In regards to the Chicago case, Agresti and Smith (2010) state that “in 2005, 96% of the firearm murder victims were killed with handguns.”Chicago overturned this law in June of 2010. Once again we see how ineffective handgun bans are. These laws made it illegal to own handguns, but that did not stop murders from happening nor did it protect people in any way.
Handgun bans fail to protect people, and in fact, may put people in greater danger because they prevent people from using handguns as an effective means of self-defense. When an individual is responsible and trained properly, handguns are easily the most effective form of self-defense, and a handgun ban takes this option away from them. John Stossel (2008), who is a nationally syndicated newspaper columnist, as well as a journalist and reporter for Fox News Channel, explains that laws against guns are really laws against self-defense, and mandatory gun-free zones are in actuality free crime zones. Handgun bans will not stop criminals from acquiring guns; they will, however, prevent a law abiding citizen from buying a gun for self-defense. While he may be a little extreme in stating that laws against guns are laws against self-defense, he does make a good point. Banning handguns leaves citizens with less self-defense options. When people are stripped of the most effective form of self-defense, they are vulnerable, and this is a serious problem. Stossel (2008) is right about gun bans preventing law abiding citizens from using guns in self-defense, and this gives the advantage to the criminal. A law abiding citizen will not break the law and own a handgun if they are banned, but a criminal will. If an individual desires to rob a bank or murder someone, he or she is not going to be worried about breaking a gun ordinance. Handgun bans remove an extremely valuable self-defense method from citizens, which leaves them even more vulnerable. It is possible that in banning handguns we are missing the real point.
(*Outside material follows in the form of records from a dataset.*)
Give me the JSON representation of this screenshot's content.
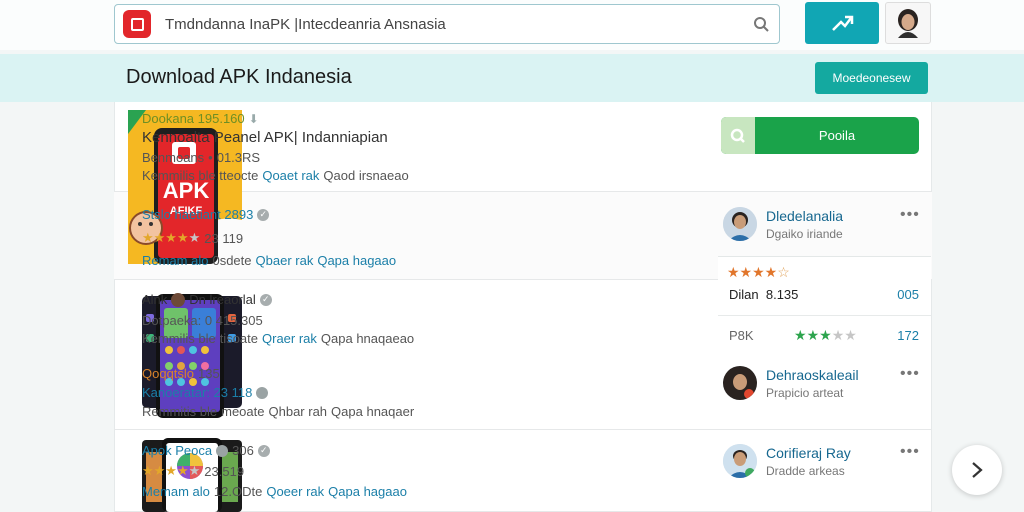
{
  "search": {
    "value": "Tmdndanna InaPK |Intecdeanria Ansnasia"
  },
  "page_title": "Download APK Indanesia",
  "band_button": "Moedeonesew",
  "colors": {
    "accent": "#11a6b4",
    "install": "#1aa34a",
    "link": "#1b7fa8",
    "star": "#e3a72a"
  },
  "rows": [
    {
      "line1": "Dookana 195.160",
      "line2": "Kennoalta Peanel APK| Indanniapian",
      "line3a": "Benmoans",
      "line3b": "01.3RS",
      "line4a": "Kemmilis ble tteocte",
      "line4b": "Qoaet rak",
      "line4c": "Qaod irsnaeao"
    },
    {
      "line1": "Stslo haetiant 2893",
      "rating": "23 119",
      "line3a": "Remam alo",
      "line3b": "0sdete",
      "line3c": "Qbaer rak",
      "line3d": "Qapa hagaao"
    },
    {
      "line1a": "Alnk",
      "line1b": "Dn lreaorlal",
      "line2": "Dotpaeka: 0 415.305",
      "line3a": "Kemmilis ble",
      "line3b": "tisoate",
      "line3c": "Qraer rak",
      "line3d": "Qapa hnaqaeao",
      "line4a": "Qoqqtslo",
      "line4b": "135",
      "line5": "Kanoeratar: 23 118",
      "line6a": "Remmitis ble",
      "line6b": "meoate",
      "line6c": "Qhbar rah",
      "line6d": "Qapa hnaqaer"
    },
    {
      "line1": "Apok Peoca",
      "line1b": "306",
      "rating": "23.519",
      "line3a": "Memam alo",
      "line3b": "12.ODte",
      "line3c": "Qoeer rak",
      "line3d": "Qapa hagaao"
    }
  ],
  "install_button": "Pooila",
  "users": [
    {
      "name": "Dledelanalia",
      "sub": "Dgaiko iriande"
    },
    {
      "name": "Dehraoskaleail",
      "sub": "Prapicio arteat"
    },
    {
      "name": "Corifieraj Ray",
      "sub": "Dradde arkeas"
    }
  ],
  "side_box": {
    "label": "Dilan",
    "value": "8.135",
    "count": "005",
    "label2": "P8K",
    "count2": "172"
  },
  "icons": {
    "next": "chevron-right-icon",
    "search": "search-icon",
    "share": "share-icon"
  }
}
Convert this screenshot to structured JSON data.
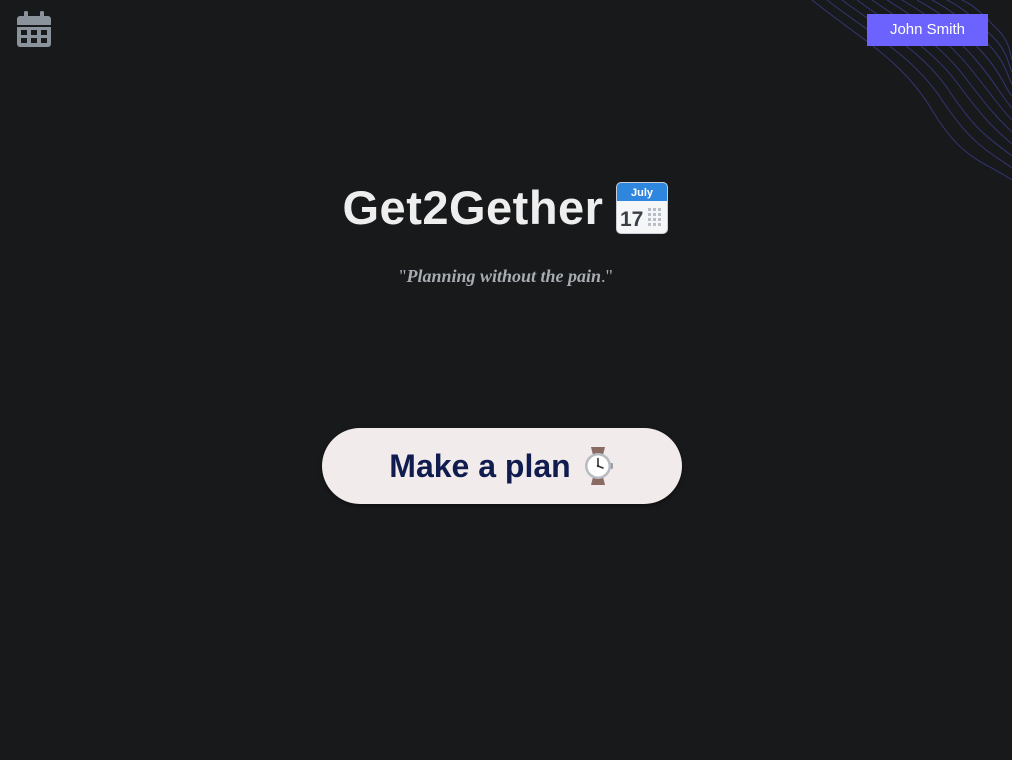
{
  "header": {
    "home_icon": "calendar-icon",
    "user_name": "John Smith"
  },
  "hero": {
    "title": "Get2Gether",
    "title_emoji": "calendar-emoji-icon",
    "calendar_month": "July",
    "calendar_day": "17",
    "tagline_open_quote": "\"",
    "tagline_text": "Planning without the pain",
    "tagline_close": ".\""
  },
  "cta": {
    "label": "Make a plan",
    "icon": "watch-icon"
  },
  "colors": {
    "background": "#18191b",
    "accent": "#6c63ff",
    "button_bg": "#f2ebeb",
    "button_text": "#0f1c4d",
    "title": "#eeeeee",
    "tagline": "#a7acb2"
  }
}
Another reason why handgun bans fail to protect people is because they do not deal with the real issue. The real issue behind handgun crimes and violence is not the handgun itself, but rather the owner of the gun. According to surveys, as of 2010, there were roughly 300 million firearms owned by citizens in the United States. Of those 300 million, approximately 100 million were handguns, and 67% of those gun owners said they had guns for self- defense, 66% said they used their guns for hunting, and 41% for target shooting (Agresti & Smith, 2010). During the year 2008, approximately 436,000 violent crimes were committed by an assailant who was visibly carrying a gun (Agresti & Smith, 2010). A study conducted during the year 2000 showed that U.S. citizens use guns to defend themselves roughly 989,983 times a year (Agresti & Smith, 2010). These statistics show several different uses for guns, and that guns can be used for negative or positive reasons. It is the operator of the handgun who determines whether it will be used as recreation, such as target shooting and hunting or as a murder weapon or as self-defense. It is sad to see the way society views handguns as an awful epidemic, but laws banning handguns are missing the point. Laws cannot make the decision of how the handgun will be used for the owner of a handgun. It still comes down to the person holding the gun, and that is something a ban cannot change.
Most people understand that something is wrong, and that turning a blind eye to the violence involving handguns is not the answer, but neither is banning them. Handgun bans are ineffective, they prevent a citizen from the most effective means of self- defense, and they do not solve the real problem, which is the person who owns the gun. It comes down to responsibility. Each person who chooses to own a handgun must be personally responsible for the ways the gun is used. The government is responsible to protect its citizens; no one has the perfect answer for the handgun violence problem, but the one certain thing is that banning handguns is not the answer.